- Task description -
Without changing a single word, restate the entries below.

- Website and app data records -
-=-=-=-=-

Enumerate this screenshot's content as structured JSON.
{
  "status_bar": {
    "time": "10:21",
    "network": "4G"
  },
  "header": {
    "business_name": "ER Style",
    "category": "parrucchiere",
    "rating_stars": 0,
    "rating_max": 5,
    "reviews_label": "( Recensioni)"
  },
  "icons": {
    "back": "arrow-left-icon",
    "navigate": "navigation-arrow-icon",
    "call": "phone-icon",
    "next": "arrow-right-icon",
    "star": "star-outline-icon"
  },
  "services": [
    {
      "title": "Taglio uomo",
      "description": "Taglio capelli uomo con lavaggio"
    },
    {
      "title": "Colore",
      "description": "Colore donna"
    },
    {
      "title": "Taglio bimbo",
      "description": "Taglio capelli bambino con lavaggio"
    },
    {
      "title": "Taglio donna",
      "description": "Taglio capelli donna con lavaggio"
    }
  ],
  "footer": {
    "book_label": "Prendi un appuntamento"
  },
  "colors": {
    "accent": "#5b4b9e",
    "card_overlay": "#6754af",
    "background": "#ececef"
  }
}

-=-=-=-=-

- Answer to this problem -
Enumerate this screenshot's content as structured JSON.
{
  "status_bar": {
    "time": "10:21",
    "network": "4G"
  },
  "header": {
    "business_name": "ER Style",
    "category": "parrucchiere",
    "rating_stars": 0,
    "rating_max": 5,
    "reviews_label": "( Recensioni)"
  },
  "icons": {
    "back": "arrow-left-icon",
    "navigate": "navigation-arrow-icon",
    "call": "phone-icon",
    "next": "arrow-right-icon",
    "star": "star-outline-icon"
  },
  "services": [
    {
      "title": "Taglio uomo",
      "description": "Taglio capelli uomo con lavaggio"
    },
    {
      "title": "Colore",
      "description": "Colore donna"
    },
    {
      "title": "Taglio bimbo",
      "description": "Taglio capelli bambino con lavaggio"
    },
    {
      "title": "Taglio donna",
      "description": "Taglio capelli donna con lavaggio"
    }
  ],
  "footer": {
    "book_label": "Prendi un appuntamento"
  },
  "colors": {
    "accent": "#5b4b9e",
    "card_overlay": "#6754af",
    "background": "#ececef"
  }
}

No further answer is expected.